Wednesday, February 29, 2012

John Carney — MMT, Deficits and Savings: The Babysitting Model


Read it at CNBC
MMT, Deficits and Savings: The Babysitting Model
John Carney | Senior Editor
Good post, good questions, moves the debate forward.

The answer to why government "should" accomodate non-government saving desire using the sectoral balance approach, stock-flow consistent modeling, and functional finance is to achieve full employment along with price stability (mopping up residual unemployment with the MMT JG). 

The economic justification of this normative "should" is efficiency and effectiveness. Policy that idles productive resources unnecessarily is economically inefficient. MMT macro theory shows that this inefficiency in the name of controlling inflation is mistaken and that achieving full employment and price stability is a feasible objective using policy options derived from MMT macro theory.

Moreover, an economy is the material life-support system of a nation. Effectiveness wrt public purpose requires full employment in a situation in which income is a sine qua non of survival in modern society. Persistent unemployment results in economic adversity and political dissatisfaction, which all politicians know is poisonous to their careers.

10 comments:

Matt Franko said...

"a situation in which income is a sine quo non of survival in modern society"

I would just add Tom in light of what Bill wrote last week it is critical for survival in a monetary economy.... so the way I look at if (of course) is fairness.

ie if the govt seeks to provision itself by implementing an open monetary economy, (hence immediately UNemploying people) then it is ONLY FAIR that said govt provides enough NFA to provide for full employment and to satisfy savings desires of the non-govt....

Resp,

Chewitup said...

I think he simplifies demand leakages as "savings desires". Lot's more complicated. Net imports and pension plans and IRAs and insurance let alone stuffing mattresses.

Mike Norman said...

He also leaves out the foreign sector, which could accomodate the savings desires of both the private sector and government if they ran deficits that were high enough.

Bottom line: someone's gotta run a deficit for someone else to net save.

John Carney said...

Mike,

Fair point about the foreign sector. I purposefully left that out to simplify things a bit.
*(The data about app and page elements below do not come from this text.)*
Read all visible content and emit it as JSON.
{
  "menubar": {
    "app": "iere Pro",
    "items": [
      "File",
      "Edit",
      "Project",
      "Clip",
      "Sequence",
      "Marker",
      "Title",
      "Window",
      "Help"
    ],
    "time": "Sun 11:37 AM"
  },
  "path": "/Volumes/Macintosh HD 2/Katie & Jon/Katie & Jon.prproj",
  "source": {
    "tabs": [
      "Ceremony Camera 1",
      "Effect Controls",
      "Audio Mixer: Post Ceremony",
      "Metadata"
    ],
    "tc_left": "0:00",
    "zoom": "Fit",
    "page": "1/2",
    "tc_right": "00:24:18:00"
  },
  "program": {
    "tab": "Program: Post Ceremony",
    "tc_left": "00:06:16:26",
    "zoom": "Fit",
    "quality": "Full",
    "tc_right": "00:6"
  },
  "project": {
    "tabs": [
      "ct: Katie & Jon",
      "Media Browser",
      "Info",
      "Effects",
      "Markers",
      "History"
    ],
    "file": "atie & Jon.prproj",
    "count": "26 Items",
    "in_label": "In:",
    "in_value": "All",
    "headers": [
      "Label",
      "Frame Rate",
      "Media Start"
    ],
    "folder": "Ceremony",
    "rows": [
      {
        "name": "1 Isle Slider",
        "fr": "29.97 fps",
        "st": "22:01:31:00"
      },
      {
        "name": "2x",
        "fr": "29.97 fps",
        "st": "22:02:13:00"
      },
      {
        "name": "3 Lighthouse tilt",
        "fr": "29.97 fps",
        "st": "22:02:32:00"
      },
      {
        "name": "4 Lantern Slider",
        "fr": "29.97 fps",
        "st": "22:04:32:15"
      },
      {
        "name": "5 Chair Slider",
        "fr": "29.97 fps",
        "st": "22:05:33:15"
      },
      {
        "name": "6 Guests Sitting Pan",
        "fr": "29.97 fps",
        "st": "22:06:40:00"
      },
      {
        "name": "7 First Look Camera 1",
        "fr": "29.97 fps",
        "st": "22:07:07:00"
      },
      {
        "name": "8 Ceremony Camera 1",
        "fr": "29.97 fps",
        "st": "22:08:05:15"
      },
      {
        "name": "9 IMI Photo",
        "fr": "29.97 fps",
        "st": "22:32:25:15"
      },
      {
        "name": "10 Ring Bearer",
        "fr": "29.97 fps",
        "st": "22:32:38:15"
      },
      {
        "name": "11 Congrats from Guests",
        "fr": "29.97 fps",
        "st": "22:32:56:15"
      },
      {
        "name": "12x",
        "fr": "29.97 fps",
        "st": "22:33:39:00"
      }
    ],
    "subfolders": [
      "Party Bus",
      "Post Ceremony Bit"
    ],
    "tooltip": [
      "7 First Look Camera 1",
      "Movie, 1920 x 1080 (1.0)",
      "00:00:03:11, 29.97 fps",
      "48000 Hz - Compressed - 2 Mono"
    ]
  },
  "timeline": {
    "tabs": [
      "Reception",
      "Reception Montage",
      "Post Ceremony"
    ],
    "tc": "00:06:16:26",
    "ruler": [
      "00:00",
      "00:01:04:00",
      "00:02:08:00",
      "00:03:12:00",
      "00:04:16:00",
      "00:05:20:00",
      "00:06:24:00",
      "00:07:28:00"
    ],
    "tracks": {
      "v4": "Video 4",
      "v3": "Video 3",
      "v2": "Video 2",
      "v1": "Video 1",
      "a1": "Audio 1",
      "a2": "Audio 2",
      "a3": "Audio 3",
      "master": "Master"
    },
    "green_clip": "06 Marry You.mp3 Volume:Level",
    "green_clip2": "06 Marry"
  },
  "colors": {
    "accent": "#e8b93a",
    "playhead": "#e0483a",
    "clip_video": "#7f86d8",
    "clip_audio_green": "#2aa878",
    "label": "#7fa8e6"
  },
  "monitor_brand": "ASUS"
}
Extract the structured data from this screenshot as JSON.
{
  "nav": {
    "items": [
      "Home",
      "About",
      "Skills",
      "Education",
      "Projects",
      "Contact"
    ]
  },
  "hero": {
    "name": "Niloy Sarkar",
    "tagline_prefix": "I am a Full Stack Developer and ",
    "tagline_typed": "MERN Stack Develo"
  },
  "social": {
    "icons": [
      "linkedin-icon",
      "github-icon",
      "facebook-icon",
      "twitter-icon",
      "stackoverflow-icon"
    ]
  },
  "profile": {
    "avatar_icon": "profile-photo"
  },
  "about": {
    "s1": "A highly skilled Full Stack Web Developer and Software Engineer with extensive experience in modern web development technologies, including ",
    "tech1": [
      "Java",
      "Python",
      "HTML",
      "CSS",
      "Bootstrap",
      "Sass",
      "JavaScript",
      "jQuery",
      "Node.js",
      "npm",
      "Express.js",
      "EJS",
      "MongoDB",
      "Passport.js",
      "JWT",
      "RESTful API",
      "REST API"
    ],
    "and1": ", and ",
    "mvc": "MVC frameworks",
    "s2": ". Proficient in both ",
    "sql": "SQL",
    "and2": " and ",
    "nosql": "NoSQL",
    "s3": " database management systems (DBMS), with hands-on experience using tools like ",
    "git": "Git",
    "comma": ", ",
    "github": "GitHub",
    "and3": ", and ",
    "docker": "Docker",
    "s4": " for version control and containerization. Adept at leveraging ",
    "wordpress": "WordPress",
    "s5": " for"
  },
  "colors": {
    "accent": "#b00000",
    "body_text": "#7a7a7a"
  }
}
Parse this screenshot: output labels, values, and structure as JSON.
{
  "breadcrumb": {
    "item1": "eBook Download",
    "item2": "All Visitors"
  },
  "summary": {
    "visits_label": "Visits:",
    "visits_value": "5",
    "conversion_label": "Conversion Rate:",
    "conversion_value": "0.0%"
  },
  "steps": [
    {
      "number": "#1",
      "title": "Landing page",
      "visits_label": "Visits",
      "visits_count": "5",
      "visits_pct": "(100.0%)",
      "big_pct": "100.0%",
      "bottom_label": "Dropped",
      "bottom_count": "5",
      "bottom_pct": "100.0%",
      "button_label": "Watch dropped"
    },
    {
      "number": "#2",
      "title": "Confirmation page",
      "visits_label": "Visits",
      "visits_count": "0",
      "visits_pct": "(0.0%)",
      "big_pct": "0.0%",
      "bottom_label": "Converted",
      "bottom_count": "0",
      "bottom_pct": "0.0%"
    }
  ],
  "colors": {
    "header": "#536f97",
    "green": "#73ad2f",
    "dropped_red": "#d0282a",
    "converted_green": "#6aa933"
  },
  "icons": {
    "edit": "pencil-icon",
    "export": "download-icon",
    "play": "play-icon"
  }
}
A crucial point that gets glossed over in too many MMT pieces is that households and businesses can save without any government or foreign deficits. They just can't all do it at the same time.

Too often I find statements that could be read as implying otherwise. People are genuinely confused about this. So it should be said over and over again: a dollar saved by someone must be a dollar spent or loaned from someone else. But that someone else can be a bank, a business, or any other private enterprise or individual.

Intra-sectoral savings is not just possible. It is what we see all around us all the time. Glossing over it is a serious mistake.

Chewitup said...

Clonal posted this excellent exposition on another entry...
http://bilbo.economicoutlook.net/blog/?p=18427
"When commom sense fails"

The confusion only comes when taking MMT out of it's Macro context.

Keep the discussion going John Carney.

Anonymous said...

John,

With all due respect I've never seen that point "left out." I think it's always been stated, that someone's got to run deficits and it's better for the sovereign to do it.

Mike Norman said...

John,

With all due respect, I think it's always been stated. Someone's got to run deficits for another sector(s) to run a surplus. And I think MMT's position, generally, is that it's better for the sovereign to run the deficit.

Mike Norman said...

And MMT has frequently spoken about Keynes' Paradox of Thrift, which deals with what you are saying. Warren often refers to it as fallacy of composition.

marris said...

@Matt ie if the govt seeks to provision itself by implementing an open monetary economy, (hence immediately UNemploying people) then it is ONLY FAIR that said govt provides enough NFA to provide for full employment and to satisfy savings desires of the non-govt....

Uhh... this gets a bit tricky. It *may* be true that an unemployed person in such a system has a case for demanding more assets.

But we also know that monetary economies have *benefits* over a non-monetary one. The production structure is bigger, people have more stuff, etc. So the government could also claim that this person owes *the government* a tax for setting up this awesome monetary structure.

In other words, what is this person's *argument* that they would be better off in a non-monetary system? Why does the government *owe* them anything if they are *still better off* in the unemployed-welfare world than in the non-monetary, possibly-starving world?

Matt Franko said...

John's gettin' there....

John, if you report on MMT, I would view Warren Mosler's entreaty of the other day as an open invitation from him to email him (or try to call him) before you "go to print" so to speak when reporting on MMT. (He asked for it) This type of fact checking was missing from the WaPo piece the other weekend....

When Mike was doing his radio show he would often be able to have Warren on as a guest for interview on the fiscal issues (I think that was before "MMT" was coined)... and Mike always seemed to be able to catch up with him via phone once or twice per month no problems...

Resp,